Stored dataset items:
========================

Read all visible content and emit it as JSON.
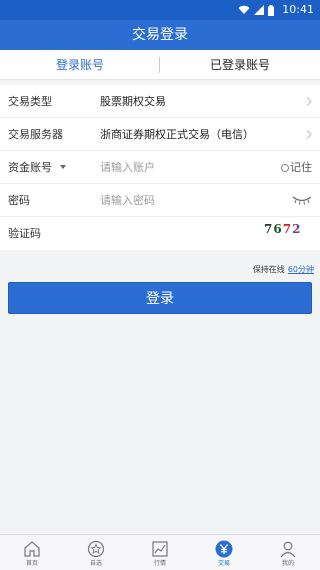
{
  "status_bar": {
    "time": "10:41"
  },
  "title": "交易登录",
  "tabs": {
    "login_account": "登录账号",
    "logged_account": "已登录账号"
  },
  "form": {
    "trade_type": {
      "label": "交易类型",
      "value": "股票期权交易"
    },
    "server": {
      "label": "交易服务器",
      "value": "浙商证券期权正式交易（电信）"
    },
    "account": {
      "label": "资金账号",
      "placeholder": "请输入账户",
      "remember": "记住"
    },
    "password": {
      "label": "密码",
      "placeholder": "请输入密码"
    },
    "captcha": {
      "label": "验证码",
      "code_chars": [
        "7",
        "6",
        "7",
        "2"
      ]
    }
  },
  "online": {
    "label": "保持在线",
    "duration": "60分钟"
  },
  "login_button": "登录",
  "nav": [
    {
      "label": "首页",
      "icon": "home-icon"
    },
    {
      "label": "自选",
      "icon": "star-icon"
    },
    {
      "label": "行情",
      "icon": "chart-icon"
    },
    {
      "label": "交易",
      "icon": "yen-icon",
      "active": true
    },
    {
      "label": "我的",
      "icon": "person-icon"
    }
  ],
  "colors": {
    "primary": "#2b6dd3",
    "status_bar": "#1c5fc6",
    "background": "#f2f3f5"
  }
}
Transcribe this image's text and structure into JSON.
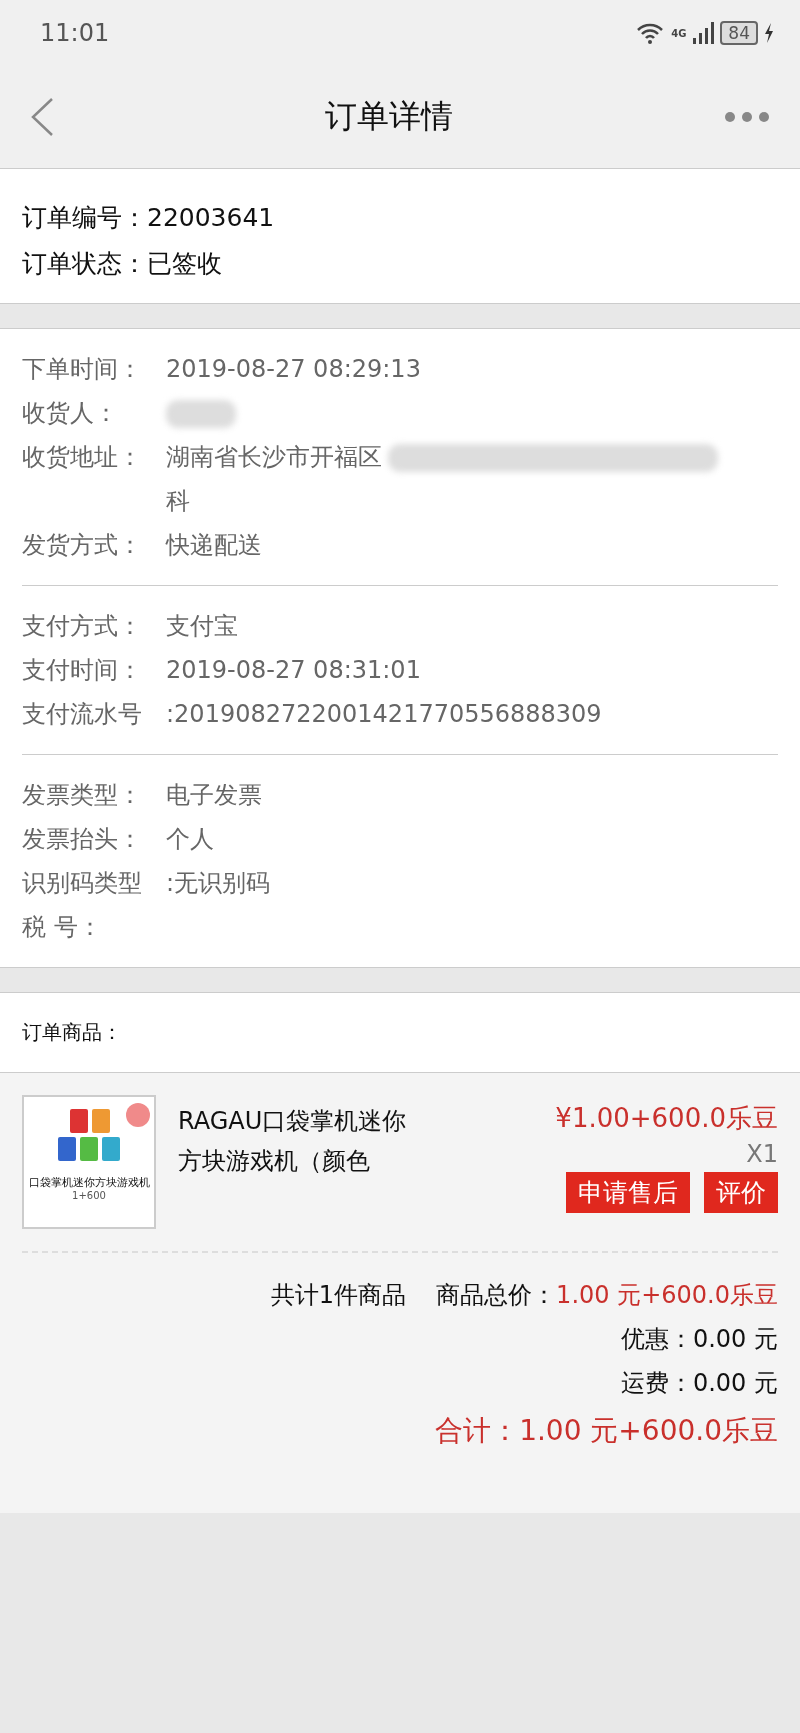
{
  "status_bar": {
    "time": "11:01",
    "network": "4G",
    "battery": "84"
  },
  "header": {
    "title": "订单详情"
  },
  "order": {
    "rows": [
      {
        "label": "订单编号：",
        "value": "22003641"
      },
      {
        "label": "订单状态：",
        "value": "已签收"
      }
    ]
  },
  "detail_groups": [
    {
      "rows": [
        {
          "label": "下单时间：",
          "value": "2019-08-27 08:29:13"
        },
        {
          "label": "收货人：",
          "value": "",
          "kind": "redacted"
        },
        {
          "label": "收货地址：",
          "value": "湖南省长沙市开福区",
          "value_line2": "科",
          "kind": "redacted"
        },
        {
          "label": "发货方式：",
          "value": "快递配送"
        }
      ]
    },
    {
      "rows": [
        {
          "label": "支付方式：",
          "value": "支付宝"
        },
        {
          "label": "支付时间：",
          "value": "2019-08-27 08:31:01"
        },
        {
          "label": "支付流水号",
          "value": ":2019082722001421770556888309"
        }
      ]
    },
    {
      "rows": [
        {
          "label": "发票类型：",
          "value": "电子发票"
        },
        {
          "label": "发票抬头：",
          "value": "个人"
        },
        {
          "label": "识别码类型",
          "value": ":无识别码"
        },
        {
          "label": "税 号：",
          "value": ""
        }
      ]
    }
  ],
  "goods_title": "订单商品：",
  "product": {
    "image": {
      "caption": "口袋掌机迷你方块游戏机",
      "price": "1+600"
    },
    "name": "RAGAU口袋掌机迷你方块游戏机（颜色",
    "price": "¥1.00+600.0乐豆",
    "quantity": "X1",
    "buttons": [
      "申请售后",
      "评价"
    ]
  },
  "summary": {
    "count": "共计1件商品",
    "subtotal_label": "商品总价：",
    "subtotal": "1.00 元+600.0乐豆",
    "discount": "优惠：0.00 元",
    "shipping": "运费：0.00 元",
    "total": "合计：1.00 元+600.0乐豆"
  }
}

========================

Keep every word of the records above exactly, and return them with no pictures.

Read all visible content and emit it as JSON.
{
  "status_bar": {
    "time": "10:41"
  },
  "title": "交易登录",
  "tabs": {
    "login_account": "登录账号",
    "logged_account": "已登录账号"
  },
  "form": {
    "trade_type": {
      "label": "交易类型",
      "value": "股票期权交易"
    },
    "server": {
      "label": "交易服务器",
      "value": "浙商证券期权正式交易（电信）"
    },
    "account": {
      "label": "资金账号",
      "placeholder": "请输入账户",
      "remember": "记住"
    },
    "password": {
      "label": "密码",
      "placeholder": "请输入密码"
    },
    "captcha": {
      "label": "验证码",
      "code_chars": [
        "7",
        "6",
        "7",
        "2"
      ]
    }
  },
  "online": {
    "label": "保持在线",
    "duration": "60分钟"
  },
  "login_button": "登录",
  "nav": [
    {
      "label": "首页",
      "icon": "home-icon"
    },
    {
      "label": "自选",
      "icon": "star-icon"
    },
    {
      "label": "行情",
      "icon": "chart-icon"
    },
    {
      "label": "交易",
      "icon": "yen-icon",
      "active": true
    },
    {
      "label": "我的",
      "icon": "person-icon"
    }
  ],
  "colors": {
    "primary": "#2b6dd3",
    "status_bar": "#1c5fc6",
    "background": "#f2f3f5"
  }
}
Transcribe this image's text and structure into JSON.
{
  "status_bar": {
    "time": "11:01",
    "network": "4G",
    "battery": "84"
  },
  "header": {
    "title": "订单详情"
  },
  "order": {
    "rows": [
      {
        "label": "订单编号：",
        "value": "22003641"
      },
      {
        "label": "订单状态：",
        "value": "已签收"
      }
    ]
  },
  "detail_groups": [
    {
      "rows": [
        {
          "label": "下单时间：",
          "value": "2019-08-27 08:29:13"
        },
        {
          "label": "收货人：",
          "value": "",
          "kind": "redacted"
        },
        {
          "label": "收货地址：",
          "value": "湖南省长沙市开福区",
          "value_line2": "科",
          "kind": "redacted"
        },
        {
          "label": "发货方式：",
          "value": "快递配送"
        }
      ]
    },
    {
      "rows": [
        {
          "label": "支付方式：",
          "value": "支付宝"
        },
        {
          "label": "支付时间：",
          "value": "2019-08-27 08:31:01"
        },
        {
          "label": "支付流水号",
          "value": ":2019082722001421770556888309"
        }
      ]
    },
    {
      "rows": [
        {
          "label": "发票类型：",
          "value": "电子发票"
        },
        {
          "label": "发票抬头：",
          "value": "个人"
        },
        {
          "label": "识别码类型",
          "value": ":无识别码"
        },
        {
          "label": "税 号：",
          "value": ""
        }
      ]
    }
  ],
  "goods_title": "订单商品：",
  "product": {
    "image": {
      "caption": "口袋掌机迷你方块游戏机",
      "price": "1+600"
    },
    "name": "RAGAU口袋掌机迷你方块游戏机（颜色",
    "price": "¥1.00+600.0乐豆",
    "quantity": "X1",
    "buttons": [
      "申请售后",
      "评价"
    ]
  },
  "summary": {
    "count": "共计1件商品",
    "subtotal_label": "商品总价：",
    "subtotal": "1.00 元+600.0乐豆",
    "discount": "优惠：0.00 元",
    "shipping": "运费：0.00 元",
    "total": "合计：1.00 元+600.0乐豆"
  }
}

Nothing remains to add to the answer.